(Records contained in a dataset)

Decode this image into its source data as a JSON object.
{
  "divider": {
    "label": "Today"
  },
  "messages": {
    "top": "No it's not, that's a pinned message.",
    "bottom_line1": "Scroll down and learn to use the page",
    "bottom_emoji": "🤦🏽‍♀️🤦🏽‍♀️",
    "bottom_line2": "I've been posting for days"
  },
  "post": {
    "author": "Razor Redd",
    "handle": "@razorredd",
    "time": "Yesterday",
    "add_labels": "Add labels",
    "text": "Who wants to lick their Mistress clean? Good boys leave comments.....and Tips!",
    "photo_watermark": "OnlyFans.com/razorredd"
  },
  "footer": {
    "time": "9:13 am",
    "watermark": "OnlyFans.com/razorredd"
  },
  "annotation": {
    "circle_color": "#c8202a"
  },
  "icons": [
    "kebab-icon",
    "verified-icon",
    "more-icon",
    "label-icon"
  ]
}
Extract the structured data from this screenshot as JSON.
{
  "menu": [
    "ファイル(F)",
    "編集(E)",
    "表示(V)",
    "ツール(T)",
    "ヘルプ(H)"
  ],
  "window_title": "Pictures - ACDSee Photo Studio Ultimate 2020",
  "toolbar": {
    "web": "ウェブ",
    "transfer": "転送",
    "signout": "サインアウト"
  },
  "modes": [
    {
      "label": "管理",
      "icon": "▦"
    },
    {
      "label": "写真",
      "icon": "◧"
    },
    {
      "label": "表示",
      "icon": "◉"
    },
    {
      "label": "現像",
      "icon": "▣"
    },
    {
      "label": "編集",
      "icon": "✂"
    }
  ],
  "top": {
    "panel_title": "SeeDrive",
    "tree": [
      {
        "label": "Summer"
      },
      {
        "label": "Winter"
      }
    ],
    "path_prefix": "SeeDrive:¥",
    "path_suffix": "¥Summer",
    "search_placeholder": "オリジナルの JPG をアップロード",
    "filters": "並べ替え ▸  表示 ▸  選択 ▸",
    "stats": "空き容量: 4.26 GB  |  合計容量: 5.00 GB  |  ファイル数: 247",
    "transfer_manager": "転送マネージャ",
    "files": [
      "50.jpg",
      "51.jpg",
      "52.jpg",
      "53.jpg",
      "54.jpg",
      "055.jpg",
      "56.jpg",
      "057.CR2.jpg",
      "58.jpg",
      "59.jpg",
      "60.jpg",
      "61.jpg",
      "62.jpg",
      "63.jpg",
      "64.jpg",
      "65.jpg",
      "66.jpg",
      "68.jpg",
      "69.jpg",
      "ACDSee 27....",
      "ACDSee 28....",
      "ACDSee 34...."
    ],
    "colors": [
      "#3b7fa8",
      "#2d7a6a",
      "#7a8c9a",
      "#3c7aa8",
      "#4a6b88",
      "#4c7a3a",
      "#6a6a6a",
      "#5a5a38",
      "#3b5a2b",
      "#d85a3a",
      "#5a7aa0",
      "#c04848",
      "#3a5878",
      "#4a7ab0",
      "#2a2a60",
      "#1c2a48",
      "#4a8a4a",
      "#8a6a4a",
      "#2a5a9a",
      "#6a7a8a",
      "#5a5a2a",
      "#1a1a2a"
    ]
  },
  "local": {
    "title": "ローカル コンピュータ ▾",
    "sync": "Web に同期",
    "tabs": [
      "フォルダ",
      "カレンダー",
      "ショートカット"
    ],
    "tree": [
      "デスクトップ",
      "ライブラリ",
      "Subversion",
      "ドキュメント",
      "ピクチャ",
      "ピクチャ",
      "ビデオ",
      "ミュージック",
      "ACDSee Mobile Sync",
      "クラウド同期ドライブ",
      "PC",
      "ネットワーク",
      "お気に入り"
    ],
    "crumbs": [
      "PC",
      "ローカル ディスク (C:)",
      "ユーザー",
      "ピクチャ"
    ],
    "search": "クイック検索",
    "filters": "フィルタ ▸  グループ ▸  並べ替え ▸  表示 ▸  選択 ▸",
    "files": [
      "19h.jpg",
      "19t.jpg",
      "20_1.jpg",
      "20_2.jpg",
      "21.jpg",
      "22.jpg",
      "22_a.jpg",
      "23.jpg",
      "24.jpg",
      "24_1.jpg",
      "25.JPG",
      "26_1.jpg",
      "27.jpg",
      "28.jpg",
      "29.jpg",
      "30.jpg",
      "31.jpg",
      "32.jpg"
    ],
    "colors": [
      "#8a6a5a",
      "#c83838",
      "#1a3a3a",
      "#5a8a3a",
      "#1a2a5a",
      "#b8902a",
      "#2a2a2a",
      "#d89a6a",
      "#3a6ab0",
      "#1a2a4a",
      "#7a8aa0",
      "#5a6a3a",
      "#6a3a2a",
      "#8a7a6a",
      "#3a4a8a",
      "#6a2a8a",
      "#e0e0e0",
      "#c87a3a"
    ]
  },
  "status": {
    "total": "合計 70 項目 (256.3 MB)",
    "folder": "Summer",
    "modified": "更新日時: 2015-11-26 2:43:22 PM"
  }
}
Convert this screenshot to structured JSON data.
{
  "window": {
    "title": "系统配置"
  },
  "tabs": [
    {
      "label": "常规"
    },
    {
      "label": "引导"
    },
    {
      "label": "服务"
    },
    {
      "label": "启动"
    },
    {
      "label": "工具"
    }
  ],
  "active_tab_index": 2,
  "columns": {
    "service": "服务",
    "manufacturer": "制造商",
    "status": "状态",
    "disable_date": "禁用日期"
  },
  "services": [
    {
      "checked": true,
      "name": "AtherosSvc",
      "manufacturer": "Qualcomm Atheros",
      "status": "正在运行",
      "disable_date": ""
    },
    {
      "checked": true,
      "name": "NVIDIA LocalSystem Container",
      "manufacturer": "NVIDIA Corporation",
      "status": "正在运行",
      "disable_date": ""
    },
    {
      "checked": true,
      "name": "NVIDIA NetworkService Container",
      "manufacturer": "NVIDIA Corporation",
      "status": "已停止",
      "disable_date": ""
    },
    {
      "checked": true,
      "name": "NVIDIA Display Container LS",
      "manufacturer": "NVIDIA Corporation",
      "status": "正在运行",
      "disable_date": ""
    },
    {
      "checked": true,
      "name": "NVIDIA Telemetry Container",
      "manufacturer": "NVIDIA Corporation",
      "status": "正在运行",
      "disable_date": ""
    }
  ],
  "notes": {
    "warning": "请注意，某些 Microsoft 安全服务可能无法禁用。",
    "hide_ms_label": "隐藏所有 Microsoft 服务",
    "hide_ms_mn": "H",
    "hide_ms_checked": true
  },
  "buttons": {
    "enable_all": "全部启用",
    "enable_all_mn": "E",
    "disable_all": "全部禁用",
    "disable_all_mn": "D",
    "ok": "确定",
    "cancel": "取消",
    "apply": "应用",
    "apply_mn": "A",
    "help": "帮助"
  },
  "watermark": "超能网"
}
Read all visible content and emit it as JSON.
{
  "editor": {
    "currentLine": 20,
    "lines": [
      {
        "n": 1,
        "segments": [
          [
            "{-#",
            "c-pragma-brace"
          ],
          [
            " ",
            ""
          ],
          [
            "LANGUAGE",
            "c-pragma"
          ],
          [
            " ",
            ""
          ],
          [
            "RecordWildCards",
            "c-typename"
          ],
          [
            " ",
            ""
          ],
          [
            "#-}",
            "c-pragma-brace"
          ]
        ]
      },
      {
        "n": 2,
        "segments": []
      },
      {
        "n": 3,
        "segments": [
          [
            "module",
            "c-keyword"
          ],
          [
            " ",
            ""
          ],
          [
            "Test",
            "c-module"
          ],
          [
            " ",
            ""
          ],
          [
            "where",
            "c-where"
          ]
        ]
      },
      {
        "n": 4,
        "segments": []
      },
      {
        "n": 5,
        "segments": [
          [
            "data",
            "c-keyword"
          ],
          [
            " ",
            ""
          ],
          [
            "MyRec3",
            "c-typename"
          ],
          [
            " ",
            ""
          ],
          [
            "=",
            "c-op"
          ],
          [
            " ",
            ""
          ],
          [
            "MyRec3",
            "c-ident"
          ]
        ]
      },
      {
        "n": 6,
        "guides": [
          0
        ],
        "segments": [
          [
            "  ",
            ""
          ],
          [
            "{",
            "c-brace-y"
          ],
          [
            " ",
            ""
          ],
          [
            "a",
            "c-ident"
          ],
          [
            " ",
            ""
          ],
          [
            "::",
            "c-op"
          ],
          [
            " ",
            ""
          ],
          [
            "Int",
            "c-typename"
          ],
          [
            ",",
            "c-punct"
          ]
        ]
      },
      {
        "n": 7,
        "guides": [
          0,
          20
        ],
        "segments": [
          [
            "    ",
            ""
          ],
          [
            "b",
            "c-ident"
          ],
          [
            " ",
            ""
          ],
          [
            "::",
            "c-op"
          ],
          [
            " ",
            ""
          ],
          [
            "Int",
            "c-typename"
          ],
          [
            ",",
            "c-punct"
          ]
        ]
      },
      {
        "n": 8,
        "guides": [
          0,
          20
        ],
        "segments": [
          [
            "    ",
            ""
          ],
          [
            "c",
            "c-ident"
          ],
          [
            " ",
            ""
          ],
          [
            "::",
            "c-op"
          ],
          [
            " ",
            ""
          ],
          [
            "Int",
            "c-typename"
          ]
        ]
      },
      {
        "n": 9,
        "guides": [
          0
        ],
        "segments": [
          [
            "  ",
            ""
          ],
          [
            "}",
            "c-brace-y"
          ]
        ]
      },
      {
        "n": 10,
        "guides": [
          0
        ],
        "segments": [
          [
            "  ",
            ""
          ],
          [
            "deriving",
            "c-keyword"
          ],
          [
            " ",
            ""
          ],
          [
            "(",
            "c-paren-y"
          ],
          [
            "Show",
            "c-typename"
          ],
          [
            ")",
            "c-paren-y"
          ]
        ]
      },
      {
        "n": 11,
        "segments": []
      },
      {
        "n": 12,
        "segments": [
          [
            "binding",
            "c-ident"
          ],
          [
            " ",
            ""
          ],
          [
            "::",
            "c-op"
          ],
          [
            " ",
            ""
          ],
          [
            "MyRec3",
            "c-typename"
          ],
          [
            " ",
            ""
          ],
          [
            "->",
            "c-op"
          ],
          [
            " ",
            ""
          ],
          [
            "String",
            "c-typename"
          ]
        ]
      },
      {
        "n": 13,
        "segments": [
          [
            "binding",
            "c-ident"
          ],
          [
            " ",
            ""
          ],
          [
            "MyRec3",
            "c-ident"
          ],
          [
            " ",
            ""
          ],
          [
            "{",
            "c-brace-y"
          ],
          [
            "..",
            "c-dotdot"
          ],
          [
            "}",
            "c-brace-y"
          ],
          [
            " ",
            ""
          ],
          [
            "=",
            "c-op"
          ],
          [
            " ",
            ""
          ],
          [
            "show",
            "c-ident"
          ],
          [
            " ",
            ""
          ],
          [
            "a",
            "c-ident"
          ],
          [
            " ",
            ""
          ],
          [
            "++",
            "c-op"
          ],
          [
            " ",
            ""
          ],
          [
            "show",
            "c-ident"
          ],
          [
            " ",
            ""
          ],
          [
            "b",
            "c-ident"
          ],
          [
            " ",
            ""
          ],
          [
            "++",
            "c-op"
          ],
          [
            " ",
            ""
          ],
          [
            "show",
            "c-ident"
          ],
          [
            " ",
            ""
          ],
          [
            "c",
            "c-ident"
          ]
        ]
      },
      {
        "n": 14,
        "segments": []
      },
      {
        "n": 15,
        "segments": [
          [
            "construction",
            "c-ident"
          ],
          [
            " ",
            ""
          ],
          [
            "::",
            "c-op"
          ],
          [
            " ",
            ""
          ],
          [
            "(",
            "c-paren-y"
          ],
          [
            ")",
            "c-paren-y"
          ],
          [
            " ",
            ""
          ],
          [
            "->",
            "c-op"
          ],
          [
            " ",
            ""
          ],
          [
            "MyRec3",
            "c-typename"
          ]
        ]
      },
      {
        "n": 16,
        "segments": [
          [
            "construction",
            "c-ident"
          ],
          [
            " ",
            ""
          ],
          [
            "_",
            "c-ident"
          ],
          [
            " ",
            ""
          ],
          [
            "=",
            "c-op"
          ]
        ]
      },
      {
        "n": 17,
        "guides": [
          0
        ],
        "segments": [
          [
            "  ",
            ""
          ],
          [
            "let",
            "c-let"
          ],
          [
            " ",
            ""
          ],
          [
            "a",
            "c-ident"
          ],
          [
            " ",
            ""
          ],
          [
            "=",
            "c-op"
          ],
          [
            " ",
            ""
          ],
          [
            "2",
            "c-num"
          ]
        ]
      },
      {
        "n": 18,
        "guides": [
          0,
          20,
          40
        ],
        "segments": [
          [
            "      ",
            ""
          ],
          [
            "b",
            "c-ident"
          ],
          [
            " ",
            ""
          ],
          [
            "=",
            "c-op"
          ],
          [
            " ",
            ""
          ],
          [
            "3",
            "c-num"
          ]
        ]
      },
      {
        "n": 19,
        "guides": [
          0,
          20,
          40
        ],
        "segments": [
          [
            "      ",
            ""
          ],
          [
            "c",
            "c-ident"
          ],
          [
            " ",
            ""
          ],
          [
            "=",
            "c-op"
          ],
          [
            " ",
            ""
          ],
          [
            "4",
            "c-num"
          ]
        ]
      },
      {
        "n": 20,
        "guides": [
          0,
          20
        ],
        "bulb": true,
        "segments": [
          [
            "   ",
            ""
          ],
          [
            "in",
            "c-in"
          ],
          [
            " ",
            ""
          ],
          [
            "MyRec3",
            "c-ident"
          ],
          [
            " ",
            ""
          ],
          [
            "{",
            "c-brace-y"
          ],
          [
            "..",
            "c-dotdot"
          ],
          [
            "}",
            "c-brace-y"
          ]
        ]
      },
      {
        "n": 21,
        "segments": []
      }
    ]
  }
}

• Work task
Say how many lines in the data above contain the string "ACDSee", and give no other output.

• Your response
5